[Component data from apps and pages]
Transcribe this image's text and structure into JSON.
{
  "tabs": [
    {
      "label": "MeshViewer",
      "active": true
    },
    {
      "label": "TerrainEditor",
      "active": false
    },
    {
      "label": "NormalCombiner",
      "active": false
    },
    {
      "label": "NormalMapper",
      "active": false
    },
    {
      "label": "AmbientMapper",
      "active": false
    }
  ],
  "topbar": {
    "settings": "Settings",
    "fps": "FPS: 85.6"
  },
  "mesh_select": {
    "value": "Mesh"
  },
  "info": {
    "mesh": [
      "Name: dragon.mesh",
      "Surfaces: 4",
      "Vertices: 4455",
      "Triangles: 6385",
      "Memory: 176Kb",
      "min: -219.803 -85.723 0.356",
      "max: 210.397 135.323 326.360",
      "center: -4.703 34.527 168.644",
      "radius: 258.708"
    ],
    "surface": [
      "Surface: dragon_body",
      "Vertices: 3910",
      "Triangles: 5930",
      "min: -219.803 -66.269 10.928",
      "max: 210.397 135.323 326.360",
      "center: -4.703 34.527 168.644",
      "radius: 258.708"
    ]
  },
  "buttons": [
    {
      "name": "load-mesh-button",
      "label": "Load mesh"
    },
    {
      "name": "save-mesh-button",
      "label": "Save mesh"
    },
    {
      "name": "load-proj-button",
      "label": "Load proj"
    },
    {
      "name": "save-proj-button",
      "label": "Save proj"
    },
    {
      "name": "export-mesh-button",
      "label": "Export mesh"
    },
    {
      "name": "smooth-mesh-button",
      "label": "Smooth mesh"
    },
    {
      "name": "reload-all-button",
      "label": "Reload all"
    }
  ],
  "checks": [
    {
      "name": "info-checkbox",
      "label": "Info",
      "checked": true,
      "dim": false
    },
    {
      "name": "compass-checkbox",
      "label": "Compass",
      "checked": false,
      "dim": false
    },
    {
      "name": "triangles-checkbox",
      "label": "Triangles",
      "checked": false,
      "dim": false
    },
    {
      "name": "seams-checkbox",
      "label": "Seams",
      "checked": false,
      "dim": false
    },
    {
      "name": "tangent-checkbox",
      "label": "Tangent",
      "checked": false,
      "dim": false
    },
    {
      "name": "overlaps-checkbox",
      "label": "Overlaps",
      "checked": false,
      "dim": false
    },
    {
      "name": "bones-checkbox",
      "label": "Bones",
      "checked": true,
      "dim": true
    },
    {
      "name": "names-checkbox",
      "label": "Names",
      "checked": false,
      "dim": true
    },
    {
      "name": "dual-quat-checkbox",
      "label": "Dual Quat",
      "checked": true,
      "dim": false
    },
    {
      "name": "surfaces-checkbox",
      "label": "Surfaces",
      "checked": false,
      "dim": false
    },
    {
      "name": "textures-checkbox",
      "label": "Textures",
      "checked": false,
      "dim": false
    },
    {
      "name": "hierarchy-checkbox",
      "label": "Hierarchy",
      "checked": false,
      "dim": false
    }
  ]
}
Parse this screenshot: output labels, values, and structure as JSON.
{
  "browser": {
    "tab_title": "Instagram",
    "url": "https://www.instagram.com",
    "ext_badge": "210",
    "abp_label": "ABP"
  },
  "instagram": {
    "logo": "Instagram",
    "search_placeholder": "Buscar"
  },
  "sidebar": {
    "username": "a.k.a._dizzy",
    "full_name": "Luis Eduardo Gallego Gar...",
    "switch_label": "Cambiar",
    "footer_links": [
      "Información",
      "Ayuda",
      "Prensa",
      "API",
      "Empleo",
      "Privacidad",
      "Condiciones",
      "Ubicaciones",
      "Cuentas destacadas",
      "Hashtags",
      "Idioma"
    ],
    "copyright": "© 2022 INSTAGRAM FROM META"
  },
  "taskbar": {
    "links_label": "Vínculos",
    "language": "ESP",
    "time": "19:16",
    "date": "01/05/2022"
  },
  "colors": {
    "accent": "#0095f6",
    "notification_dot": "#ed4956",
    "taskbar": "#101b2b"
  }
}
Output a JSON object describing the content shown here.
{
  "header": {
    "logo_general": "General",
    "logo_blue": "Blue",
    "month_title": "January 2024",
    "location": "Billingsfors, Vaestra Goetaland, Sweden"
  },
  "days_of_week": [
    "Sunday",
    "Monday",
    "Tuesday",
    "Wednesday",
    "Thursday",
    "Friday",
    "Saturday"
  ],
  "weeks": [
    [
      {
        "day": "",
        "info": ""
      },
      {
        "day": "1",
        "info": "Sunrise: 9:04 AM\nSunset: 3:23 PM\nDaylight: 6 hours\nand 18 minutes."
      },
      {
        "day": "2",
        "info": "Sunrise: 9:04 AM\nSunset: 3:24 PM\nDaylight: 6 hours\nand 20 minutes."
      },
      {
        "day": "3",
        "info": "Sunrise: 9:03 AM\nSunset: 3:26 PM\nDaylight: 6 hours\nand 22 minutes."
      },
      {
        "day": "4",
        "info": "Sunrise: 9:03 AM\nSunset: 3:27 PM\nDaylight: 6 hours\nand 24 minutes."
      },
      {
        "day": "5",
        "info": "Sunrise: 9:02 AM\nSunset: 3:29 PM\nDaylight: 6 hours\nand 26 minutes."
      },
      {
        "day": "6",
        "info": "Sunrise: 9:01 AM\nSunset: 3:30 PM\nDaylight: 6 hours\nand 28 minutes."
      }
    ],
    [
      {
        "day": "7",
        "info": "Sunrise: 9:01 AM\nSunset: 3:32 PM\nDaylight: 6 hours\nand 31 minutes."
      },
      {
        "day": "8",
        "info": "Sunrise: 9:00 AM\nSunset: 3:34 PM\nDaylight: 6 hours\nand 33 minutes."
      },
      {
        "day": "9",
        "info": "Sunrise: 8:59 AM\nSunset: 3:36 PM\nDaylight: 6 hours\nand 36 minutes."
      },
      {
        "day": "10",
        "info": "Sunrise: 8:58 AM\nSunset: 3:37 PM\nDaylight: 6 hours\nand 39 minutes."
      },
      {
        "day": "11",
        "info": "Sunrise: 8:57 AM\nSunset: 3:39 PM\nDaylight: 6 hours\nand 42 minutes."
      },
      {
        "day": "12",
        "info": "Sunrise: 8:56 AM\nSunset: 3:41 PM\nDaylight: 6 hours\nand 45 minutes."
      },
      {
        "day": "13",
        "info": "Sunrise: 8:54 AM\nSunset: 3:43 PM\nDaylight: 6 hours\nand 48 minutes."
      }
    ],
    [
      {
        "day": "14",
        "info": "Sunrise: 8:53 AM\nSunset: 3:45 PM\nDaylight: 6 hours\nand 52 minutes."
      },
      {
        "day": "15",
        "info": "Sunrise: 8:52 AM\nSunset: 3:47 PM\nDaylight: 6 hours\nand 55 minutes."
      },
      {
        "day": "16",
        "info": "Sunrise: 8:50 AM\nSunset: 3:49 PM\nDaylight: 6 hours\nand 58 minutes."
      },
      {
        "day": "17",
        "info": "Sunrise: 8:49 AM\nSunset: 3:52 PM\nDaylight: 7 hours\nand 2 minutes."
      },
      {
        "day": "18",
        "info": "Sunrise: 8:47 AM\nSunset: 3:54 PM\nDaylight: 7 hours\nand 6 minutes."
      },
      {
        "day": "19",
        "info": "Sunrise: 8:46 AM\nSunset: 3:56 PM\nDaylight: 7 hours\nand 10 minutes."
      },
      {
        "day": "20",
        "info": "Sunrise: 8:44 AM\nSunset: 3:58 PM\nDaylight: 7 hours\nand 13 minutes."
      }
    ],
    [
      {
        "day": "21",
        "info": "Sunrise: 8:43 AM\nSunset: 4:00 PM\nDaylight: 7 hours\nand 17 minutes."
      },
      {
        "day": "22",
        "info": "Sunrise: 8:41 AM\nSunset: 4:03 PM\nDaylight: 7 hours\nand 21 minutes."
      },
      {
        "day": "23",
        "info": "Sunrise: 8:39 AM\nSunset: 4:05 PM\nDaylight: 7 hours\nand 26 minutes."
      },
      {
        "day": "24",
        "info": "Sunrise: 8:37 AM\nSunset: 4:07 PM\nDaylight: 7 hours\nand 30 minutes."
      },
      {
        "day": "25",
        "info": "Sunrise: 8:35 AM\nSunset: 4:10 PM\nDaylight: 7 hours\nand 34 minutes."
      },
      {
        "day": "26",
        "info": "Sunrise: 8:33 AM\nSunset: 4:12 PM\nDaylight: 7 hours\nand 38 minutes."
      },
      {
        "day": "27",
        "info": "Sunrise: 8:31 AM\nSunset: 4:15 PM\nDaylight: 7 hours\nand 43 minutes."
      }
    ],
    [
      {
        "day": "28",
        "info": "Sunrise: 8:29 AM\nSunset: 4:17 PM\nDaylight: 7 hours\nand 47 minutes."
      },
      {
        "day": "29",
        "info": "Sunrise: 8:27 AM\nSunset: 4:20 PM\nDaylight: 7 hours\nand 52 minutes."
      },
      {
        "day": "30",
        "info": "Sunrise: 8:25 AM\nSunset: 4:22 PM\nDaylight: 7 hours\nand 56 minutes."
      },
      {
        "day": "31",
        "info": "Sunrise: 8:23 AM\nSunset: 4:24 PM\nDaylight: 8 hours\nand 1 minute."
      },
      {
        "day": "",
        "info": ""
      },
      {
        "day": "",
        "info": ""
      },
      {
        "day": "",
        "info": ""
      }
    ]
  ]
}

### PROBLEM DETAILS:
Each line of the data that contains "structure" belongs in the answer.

### SOLUTION TO THIS PROBLEM:
Transcribe this image's text and structure into JSON.
Parse this screenshot: output labels, values, and structure as JSON.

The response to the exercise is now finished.